This property in north London was neglected for a few years which led to an overgrown garden with thorny shrubs, making it difficult to access its entire length according to Stefano.

The result is an intriguing, tropical-style garden with jungle plants, with a newly built terraced area overlooking the garden.

'Dicksonia antarctica and acer palmatum “Sango-Kaku” were used to recreate the “jungle” feel of the previously overgrown garden,' says Stefano, 'while a meandering path creates a sense of discovery leading to the wavy hedges that separate one area to the next.' 

Vote for your winner in the society of garden designers' people's choice awards

Now you've seen all the entries in this year's Society Of Garden Designers' People's Choice Awards it's time to vote for your favorite on the voting page of the SGD website (opens in new tab)

The voting opens on 1 July until 31 July 2022. The winner will be announced at the awards ceremony, along with the rest of the winners on 23 September 2022.

Teresa Conway
Teresa Conway

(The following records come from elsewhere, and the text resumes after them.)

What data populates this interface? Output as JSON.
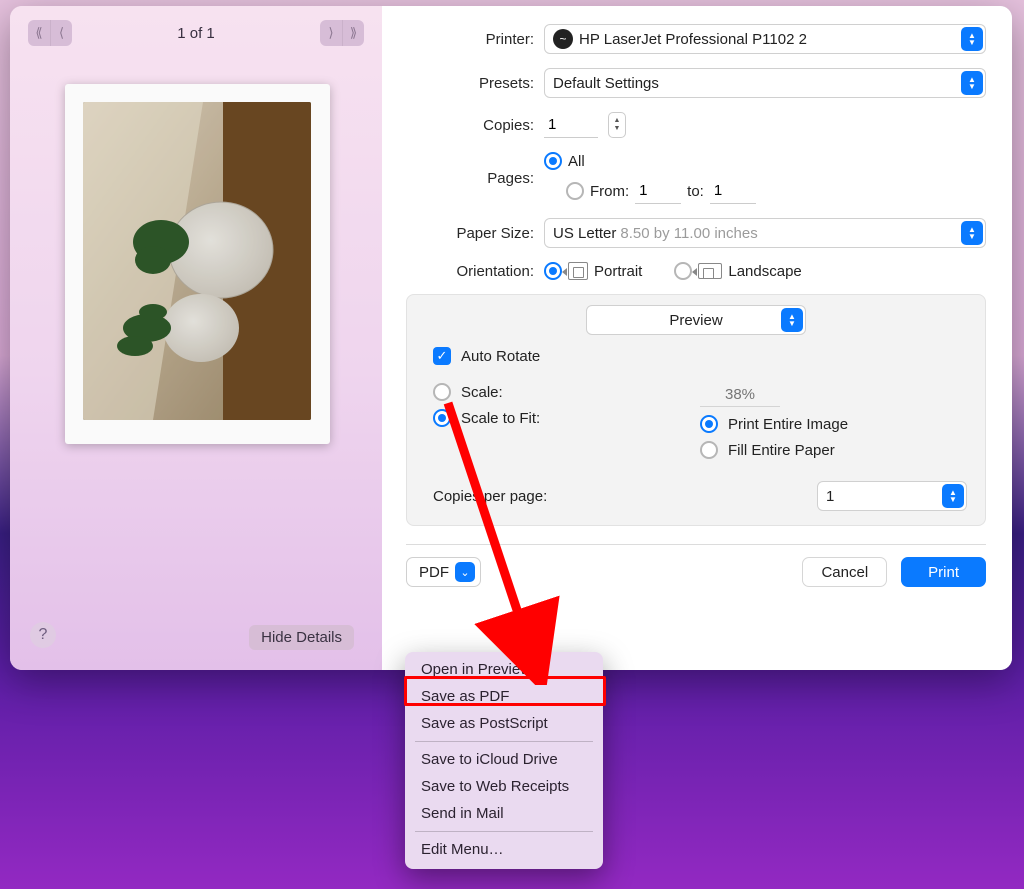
{
  "nav": {
    "page_counter": "1 of 1"
  },
  "hide_details": "Hide Details",
  "help_glyph": "?",
  "printer": {
    "label": "Printer:",
    "value": "HP LaserJet Professional P1102 2"
  },
  "presets": {
    "label": "Presets:",
    "value": "Default Settings"
  },
  "copies": {
    "label": "Copies:",
    "value": "1"
  },
  "pages": {
    "label": "Pages:",
    "all": "All",
    "from_label": "From:",
    "from_value": "1",
    "to_label": "to:",
    "to_value": "1"
  },
  "paper_size": {
    "label": "Paper Size:",
    "value": "US Letter",
    "hint": "8.50 by 11.00 inches"
  },
  "orientation": {
    "label": "Orientation:",
    "portrait": "Portrait",
    "landscape": "Landscape"
  },
  "panel": {
    "app_select": "Preview",
    "auto_rotate": "Auto Rotate",
    "scale": "Scale:",
    "scale_value": "38%",
    "scale_to_fit": "Scale to Fit:",
    "print_entire": "Print Entire Image",
    "fill_paper": "Fill Entire Paper",
    "cpp_label": "Copies per page:",
    "cpp_value": "1"
  },
  "pdf_button": "PDF",
  "cancel": "Cancel",
  "print": "Print",
  "menu": {
    "open_preview": "Open in Preview",
    "save_pdf": "Save as PDF",
    "save_ps": "Save as PostScript",
    "icloud": "Save to iCloud Drive",
    "web_receipts": "Save to Web Receipts",
    "mail": "Send in Mail",
    "edit": "Edit Menu…"
  }
}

Teresa has worked as an Editor on a number of gardening magazines for three years now. So she is lucky enough to see and write about gardening across all sizes, budgets and abilities. She recently moved into her first home and the garden is a real project! Currently she is relishing planning her own design and planting schemes. What she is most passionate about when it comes to gardening are the positive effects it has on our mental health to grow and care for plants, as well as being great for the environment too and help provide food and shelter for wildlife.